A policeman with the Motorbike Unit of the Legon Police Station yesterday afternoon detained a reporter of The Finder newspaper for recording videos of him in the line of duty.
The officer, whose name was given as Sergeant Solomon Tackie, had been incensed by the video recording which the reporter, Selorm Gborbidzi, had done of him after he had stopped the trotro the reporter was in.
The incident occurred at the Legon bus stop, when the officer spotted the driver’s mate of the said trotro having his upper body outside of the vehicle, calling for passengers as mates usually do.
When he got to the vehicle, which had moved on to the bus stop after the Legon roundabout to park despite directions from the incensed policeman to park immediately, he instructed the driver to get out, while instructing the passengers to disembark.
This call displeased the passengers, who had been wondering what offence the driver, one Rashid, had committed. It was at this point that Sgt Tackie said it was the mate who was the offending party.
This information did not go down well with the passengers, who insisted that since it was the mate, and not the driver who had committed an offence, he could not rightly seek to punish the driver, and by extension them.
This led to a protracted exchange between the driver and the police officer. At this point I thought the situation was becoming absurd so I decided to record the incident.
This action displeased Sgt. Tackie, who tried to seize my phone. I resisted his attempt.
This attempt to confiscate my phone led to further confrontations with the other passengers.
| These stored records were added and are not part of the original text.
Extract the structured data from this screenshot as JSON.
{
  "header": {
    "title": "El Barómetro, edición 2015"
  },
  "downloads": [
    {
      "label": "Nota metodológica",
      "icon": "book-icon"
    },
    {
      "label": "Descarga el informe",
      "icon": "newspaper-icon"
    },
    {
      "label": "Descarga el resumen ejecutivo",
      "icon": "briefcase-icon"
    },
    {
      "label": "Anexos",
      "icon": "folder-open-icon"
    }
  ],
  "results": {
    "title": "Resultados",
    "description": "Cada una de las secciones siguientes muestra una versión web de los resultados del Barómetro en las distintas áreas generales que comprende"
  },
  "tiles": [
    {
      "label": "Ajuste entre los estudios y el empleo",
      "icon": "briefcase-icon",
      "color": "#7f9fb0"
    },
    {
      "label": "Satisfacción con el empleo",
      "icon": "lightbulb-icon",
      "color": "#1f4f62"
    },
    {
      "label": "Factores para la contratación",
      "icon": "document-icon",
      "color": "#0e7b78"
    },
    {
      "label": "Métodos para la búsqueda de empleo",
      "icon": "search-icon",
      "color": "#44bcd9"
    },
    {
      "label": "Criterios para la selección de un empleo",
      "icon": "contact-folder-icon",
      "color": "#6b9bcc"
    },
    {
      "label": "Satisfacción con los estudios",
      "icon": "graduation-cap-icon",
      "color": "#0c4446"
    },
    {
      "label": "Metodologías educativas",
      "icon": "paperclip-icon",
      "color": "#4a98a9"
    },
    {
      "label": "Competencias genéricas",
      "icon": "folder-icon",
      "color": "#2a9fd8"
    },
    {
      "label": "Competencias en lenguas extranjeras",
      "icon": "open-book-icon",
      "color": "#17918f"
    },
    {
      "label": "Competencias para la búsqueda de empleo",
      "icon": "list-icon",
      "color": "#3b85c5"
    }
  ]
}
At this point he got on his walkie-talkie to call for backup from the office.
It was at this point that other passengers started accusing him of being drunk on duty, as they could smell alcohol on his breath.
At about 12:45pm, some 15 minutes after the incident started, the squad car arrived.
He then grabbed me and shoved me into the car, without telling me what my offence was.
The other passengers then asked the newly arrived policemen where they were taking me, to which they answered that they were taking the reporter, whose identity they did not know at this point, to the Legon Police Station, few metres away.
En route, the two new officers tried to take my phone from me, because they “need to see what you are doing. You can’t be hiding and doing it.”
At this point I opened the gate of the moving vehicle and started screaming that what they were doing amounted to harassment and I needed to call my boss. I did call my boss while all this was going on.
We got to the office, which was few metres from the bus stop where the incident had started.
They again tried to take my phone from me, which I again resisted, as I did not know what they wanted to do with it.
One of the two police men then twisted my right arm behind me in an attempt to get me to relinquish my phone.
I again insisted that until I had secured my phone, I could not safely hand it to them. I eventually had to give it to the female officer who had been behind the counter when I first arrived.
They then asked me to sit on a bench behind them (at the counter), where they took my possessions from me and started making snide comments about journalists and a sense of invincibility and our tendency to act as though we are above the law.
Sgt. Tackie arrived subsequently and proceeded to goad me further.
Following this, I was told I would be charged for obstruction of justice and illegally snapping a video of a police officer in his line of duty.
They asked for my name, which I gave them. When they asked me to write it down, I told them I could not, unless my editor had arrived.
At this point, (an indeterminate amount of time after my arrival), they asked me to remove my shoes and socks and go into the cells.
I was in the cell for over an hour when the other cellmates told me it was merely procedural, so they would plead with me to “co-operate” with the police men.
The other officers in the office also came to tell me that I was being “stubborn and difficult”.
I eventually relented and gave them the information they had been seeking, but not before another officer, who seemed to be of high rank, came to tell me he could keep me in the cell all night.
At about 3:40 (I had no watch or phone), charges were officially levelled against me for obstructing an officer in his line of duty, illegally snapping videos of a police officer on duty and insulting a police officer.